Author Topic: What would you say is the appeal of retro games?  (Read 1084 times)

darkwatcher

Re: What would you say is the appeal of retro games?
« Reply #30 on: August 02, 2018, 06:05:12 pm »
Most gamers when asked about retro games speak on nostalgia and simplistic play mechanics, responsiveness, memorization, and timing. Perhaps we can approach the question differently...

Retro games are akin to books. They are rather simplistic in presentation, bring you a sense of enjoyment, and transport you to a different place. However, they also require a great deal of skill, patience, and specifically the reader / gamer’s imagination.

Modern games are akin to cinematic movies (no coincidence that many often are cinematic experiences). They are all about graphic presentation, bring you a sense of enjoyment, and also transport you to a different place. These experiences often require checkpoints, more complicated game mechanics, and are presented through the imaginative interpretation of the director / developers.

Now with our analogy set... Have you ever read a book, and then watched the cinematic representation at the movies? Sometimes the movie adaptation manages to capture some of the experiences in the book but are not able to include all the book’s nuances. Sometimes the movies take creative liberties with the material provided (i.e. Ready Player One or the Bourne Identity). Experiences would differ depending on whether you watched the movie first or read the book first. This would explain why opinions vary with games that have made the transition to more modern aesthetics. For example, we experienced an impressive amount of joy and frustration playing Ninja Gaiden for the Nintendo NES. We then experienced a far different amount of joy and frustration playing Ninja Gaiden Black for XBOX. Now imagine if we were “Millennial” DW, and started our experience with Ninja Gaiden Sigma.
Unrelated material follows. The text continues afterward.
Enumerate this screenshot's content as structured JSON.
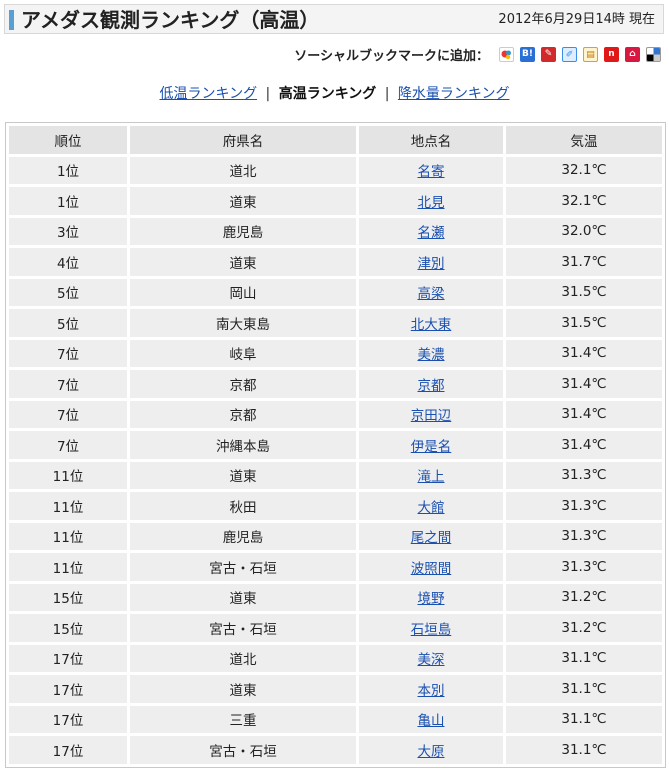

Millennial DW would have rage quit the first time they got knocked into a chasm by that damn crow in the NES version (let alone be made aware they would have to start the round from the beginning). Granted, ole crusty DW also felt like rage quitting with Ninja Gaiden Black as well.

This analogy also provides other similarities. In both books and retro games, it is a simple thing to place yourself in the role of the hero / protagonist. In movies this experience is changed when a particular actor is cast to play the role (Hmm…We wonder what handsome devil would be portrayed as DW? He looks nothing like us!!!). Apart from games with a create-a-character feature, this seems to apply somewhat in modern games. Although changes in technology have allowed impressive feats to be translated to cinema, some imaginative experiences in books are difficult to translate in movie adaptations. Sometimes the movie does a far better job of capturing the imaginative experience then a book’s words impart. This also applies to both retro and modern games, which would also play a part in what makes the game appealing.

There are always exceptions with both games and gamers. However, it does offer another way to speak to the appeal of retro games.
« Last Edit: August 02, 2018, 06:20:05 pm by darkwatcher »

Re: What would you say is the appeal of retro games?
« Reply #31 on: October 08, 2018, 07:20:31 pm »
Well for me it was one of the best parts of my childhood. Re-buying the games I had in my youth gives me a sense of connection to my younger self. Bascially there is that nostalgia factor that comes into play.

Re: What would you say is the appeal of retro games?
« Reply #32 on: October 28, 2018, 12:20:52 am »
Nostalgia is a huge allure, but when developers grapple with limitations and truly master the capabilities of the hardware, the finest achievements on the SNES and Megadrive still have me in awe. I assume this thread pertains to actual retro games and not contemporary games that aim to pay homage (gotta love those "8-bit style" games that would have had the Saturn chugging).